Filter the entries that follow, copying every line in which the word "스포츠중계" appears.

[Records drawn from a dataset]

--------

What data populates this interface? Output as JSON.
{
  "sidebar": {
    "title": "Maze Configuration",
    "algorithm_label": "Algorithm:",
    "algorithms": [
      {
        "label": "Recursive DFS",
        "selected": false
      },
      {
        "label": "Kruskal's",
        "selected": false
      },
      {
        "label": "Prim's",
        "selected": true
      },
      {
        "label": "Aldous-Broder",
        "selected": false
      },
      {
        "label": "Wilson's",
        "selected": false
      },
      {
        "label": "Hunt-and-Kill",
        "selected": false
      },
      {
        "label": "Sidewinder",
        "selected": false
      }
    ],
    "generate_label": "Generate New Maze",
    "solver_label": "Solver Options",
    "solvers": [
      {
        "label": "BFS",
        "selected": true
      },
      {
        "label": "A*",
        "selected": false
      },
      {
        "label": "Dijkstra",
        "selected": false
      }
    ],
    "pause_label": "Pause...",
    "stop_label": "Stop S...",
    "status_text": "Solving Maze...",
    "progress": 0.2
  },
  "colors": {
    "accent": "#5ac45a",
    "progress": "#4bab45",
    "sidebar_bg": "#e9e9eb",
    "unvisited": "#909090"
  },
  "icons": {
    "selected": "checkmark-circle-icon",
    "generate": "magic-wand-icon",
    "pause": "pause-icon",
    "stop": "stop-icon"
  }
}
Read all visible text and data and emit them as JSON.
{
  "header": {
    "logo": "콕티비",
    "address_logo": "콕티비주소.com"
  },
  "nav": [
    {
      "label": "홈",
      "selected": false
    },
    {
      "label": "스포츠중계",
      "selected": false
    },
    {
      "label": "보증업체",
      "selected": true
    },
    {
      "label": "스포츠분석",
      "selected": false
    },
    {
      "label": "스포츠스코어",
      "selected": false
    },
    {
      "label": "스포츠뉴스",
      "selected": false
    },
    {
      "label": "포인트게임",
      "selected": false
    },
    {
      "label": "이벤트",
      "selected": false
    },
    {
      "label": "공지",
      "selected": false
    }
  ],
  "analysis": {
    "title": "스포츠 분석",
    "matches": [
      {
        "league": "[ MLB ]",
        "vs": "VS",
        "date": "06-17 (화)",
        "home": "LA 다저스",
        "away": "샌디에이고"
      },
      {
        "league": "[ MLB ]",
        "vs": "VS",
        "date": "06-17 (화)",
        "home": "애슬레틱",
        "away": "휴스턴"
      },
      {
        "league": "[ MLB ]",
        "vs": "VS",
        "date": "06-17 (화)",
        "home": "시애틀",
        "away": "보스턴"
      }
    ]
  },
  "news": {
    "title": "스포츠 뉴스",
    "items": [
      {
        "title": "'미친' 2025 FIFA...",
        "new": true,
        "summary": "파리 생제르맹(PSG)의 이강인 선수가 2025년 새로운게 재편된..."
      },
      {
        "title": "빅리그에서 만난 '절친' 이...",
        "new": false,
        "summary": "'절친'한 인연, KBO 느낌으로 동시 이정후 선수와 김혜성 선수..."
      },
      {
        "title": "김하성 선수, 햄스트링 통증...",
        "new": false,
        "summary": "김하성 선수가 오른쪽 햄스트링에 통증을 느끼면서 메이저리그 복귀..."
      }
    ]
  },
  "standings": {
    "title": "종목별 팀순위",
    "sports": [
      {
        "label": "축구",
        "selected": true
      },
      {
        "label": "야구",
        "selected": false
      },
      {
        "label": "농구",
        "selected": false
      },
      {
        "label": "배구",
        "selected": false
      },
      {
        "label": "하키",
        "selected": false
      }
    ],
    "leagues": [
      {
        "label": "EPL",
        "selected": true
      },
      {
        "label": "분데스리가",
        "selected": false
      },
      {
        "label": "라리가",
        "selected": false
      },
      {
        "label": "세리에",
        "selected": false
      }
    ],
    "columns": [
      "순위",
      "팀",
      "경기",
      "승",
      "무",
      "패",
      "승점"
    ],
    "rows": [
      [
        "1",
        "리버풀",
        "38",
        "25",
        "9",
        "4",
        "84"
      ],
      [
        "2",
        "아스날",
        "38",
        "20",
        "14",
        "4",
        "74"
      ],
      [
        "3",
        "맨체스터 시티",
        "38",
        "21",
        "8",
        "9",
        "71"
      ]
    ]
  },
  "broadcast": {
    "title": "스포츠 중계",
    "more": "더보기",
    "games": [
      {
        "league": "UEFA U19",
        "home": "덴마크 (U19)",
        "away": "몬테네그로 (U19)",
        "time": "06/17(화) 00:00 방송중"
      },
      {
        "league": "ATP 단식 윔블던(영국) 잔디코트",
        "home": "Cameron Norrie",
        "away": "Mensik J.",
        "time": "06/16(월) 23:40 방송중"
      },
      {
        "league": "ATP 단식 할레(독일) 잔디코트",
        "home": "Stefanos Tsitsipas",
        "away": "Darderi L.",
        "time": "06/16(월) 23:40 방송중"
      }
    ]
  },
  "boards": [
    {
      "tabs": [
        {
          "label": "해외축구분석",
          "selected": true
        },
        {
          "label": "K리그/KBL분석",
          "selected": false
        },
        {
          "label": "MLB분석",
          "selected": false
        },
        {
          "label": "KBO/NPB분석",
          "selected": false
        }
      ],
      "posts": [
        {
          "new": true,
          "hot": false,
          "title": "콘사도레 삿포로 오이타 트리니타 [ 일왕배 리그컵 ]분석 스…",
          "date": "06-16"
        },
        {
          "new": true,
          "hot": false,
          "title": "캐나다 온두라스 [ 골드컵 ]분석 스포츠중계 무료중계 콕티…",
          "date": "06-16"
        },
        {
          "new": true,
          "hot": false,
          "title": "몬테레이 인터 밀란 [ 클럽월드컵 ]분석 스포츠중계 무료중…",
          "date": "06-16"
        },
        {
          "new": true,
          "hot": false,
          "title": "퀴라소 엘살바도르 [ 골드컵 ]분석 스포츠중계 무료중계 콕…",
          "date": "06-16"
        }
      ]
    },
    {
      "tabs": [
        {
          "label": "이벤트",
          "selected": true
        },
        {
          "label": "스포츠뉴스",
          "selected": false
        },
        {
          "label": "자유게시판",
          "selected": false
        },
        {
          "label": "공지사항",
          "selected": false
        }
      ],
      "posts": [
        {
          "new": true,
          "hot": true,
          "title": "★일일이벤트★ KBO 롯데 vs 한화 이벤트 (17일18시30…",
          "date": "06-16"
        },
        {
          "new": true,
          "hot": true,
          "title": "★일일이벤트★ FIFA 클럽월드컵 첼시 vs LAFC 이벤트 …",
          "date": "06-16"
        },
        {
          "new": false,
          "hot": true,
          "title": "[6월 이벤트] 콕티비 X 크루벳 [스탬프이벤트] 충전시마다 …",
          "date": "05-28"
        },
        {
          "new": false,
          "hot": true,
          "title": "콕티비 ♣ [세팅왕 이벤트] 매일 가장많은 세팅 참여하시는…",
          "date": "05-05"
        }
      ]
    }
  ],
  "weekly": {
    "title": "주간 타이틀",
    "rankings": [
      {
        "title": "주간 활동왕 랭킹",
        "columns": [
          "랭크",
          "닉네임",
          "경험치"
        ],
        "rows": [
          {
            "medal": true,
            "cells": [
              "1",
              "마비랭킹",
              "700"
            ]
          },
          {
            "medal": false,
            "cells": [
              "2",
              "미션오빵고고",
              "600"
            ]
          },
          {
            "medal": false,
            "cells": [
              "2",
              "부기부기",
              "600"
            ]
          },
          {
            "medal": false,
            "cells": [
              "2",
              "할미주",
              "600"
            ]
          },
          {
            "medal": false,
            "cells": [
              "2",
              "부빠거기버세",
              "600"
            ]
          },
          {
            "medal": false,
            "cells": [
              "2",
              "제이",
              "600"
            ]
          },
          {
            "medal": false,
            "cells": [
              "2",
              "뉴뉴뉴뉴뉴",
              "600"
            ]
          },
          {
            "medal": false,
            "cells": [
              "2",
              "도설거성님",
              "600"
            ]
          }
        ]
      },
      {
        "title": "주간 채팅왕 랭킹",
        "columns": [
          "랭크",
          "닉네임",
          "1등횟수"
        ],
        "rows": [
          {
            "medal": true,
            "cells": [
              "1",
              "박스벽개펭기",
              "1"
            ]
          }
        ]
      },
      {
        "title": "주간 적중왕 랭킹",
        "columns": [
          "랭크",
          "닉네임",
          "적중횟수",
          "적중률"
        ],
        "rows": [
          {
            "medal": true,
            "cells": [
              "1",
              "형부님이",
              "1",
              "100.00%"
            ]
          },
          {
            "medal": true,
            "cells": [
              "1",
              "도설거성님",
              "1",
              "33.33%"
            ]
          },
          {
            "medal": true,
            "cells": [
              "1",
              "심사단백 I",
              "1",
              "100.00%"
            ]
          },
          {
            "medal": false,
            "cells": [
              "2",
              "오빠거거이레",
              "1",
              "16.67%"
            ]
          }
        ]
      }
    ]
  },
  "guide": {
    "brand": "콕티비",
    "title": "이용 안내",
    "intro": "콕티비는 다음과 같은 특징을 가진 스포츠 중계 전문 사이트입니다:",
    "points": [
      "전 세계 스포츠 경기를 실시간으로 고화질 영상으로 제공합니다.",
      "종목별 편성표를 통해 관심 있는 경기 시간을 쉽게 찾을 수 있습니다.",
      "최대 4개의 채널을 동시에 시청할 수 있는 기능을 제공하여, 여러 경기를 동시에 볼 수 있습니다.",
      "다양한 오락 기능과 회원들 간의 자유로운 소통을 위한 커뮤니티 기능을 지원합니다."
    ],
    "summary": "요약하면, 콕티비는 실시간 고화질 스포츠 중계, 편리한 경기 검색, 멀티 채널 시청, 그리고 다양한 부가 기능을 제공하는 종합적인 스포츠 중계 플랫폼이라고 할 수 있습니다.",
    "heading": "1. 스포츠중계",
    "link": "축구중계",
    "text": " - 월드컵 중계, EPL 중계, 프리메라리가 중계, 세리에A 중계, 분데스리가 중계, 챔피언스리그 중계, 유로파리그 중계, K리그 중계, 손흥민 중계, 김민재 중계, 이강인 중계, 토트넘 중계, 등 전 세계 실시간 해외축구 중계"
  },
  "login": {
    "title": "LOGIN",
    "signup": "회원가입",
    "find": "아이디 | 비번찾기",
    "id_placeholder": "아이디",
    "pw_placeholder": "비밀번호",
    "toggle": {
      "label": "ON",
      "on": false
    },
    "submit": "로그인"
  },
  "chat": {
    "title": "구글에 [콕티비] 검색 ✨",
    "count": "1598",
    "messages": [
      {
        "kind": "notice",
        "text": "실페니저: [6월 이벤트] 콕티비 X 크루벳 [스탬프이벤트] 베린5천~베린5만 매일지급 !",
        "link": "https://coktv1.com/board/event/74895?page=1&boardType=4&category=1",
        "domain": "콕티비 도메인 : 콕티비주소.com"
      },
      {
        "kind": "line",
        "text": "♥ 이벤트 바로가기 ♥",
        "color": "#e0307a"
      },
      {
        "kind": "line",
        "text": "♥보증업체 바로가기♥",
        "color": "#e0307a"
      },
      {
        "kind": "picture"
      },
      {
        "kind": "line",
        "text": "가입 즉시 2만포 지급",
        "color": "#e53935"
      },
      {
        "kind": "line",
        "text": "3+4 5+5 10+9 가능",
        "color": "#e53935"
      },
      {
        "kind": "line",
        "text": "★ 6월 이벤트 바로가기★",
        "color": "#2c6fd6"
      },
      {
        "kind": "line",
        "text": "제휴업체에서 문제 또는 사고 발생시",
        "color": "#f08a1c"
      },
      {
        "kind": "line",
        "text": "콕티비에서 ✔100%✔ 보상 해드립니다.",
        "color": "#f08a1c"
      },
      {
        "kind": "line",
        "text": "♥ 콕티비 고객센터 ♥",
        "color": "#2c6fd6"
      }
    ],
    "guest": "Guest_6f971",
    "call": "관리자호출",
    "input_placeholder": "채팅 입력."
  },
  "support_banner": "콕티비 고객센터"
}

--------

## RESULT OF THIS EXERCISE
      "label": "스포츠중계",
          "title": "캐나다 온두라스 [ 골드컵 ]분석 스포츠중계 무료중계 콕티…",
          "title": "몬테레이 인터 밀란 [ 클럽월드컵 ]분석 스포츠중계 무료중…",
          "title": "퀴라소 엘살바도르 [ 골드컵 ]분석 스포츠중계 무료중계 콕…",
    "heading": "1. 스포츠중계",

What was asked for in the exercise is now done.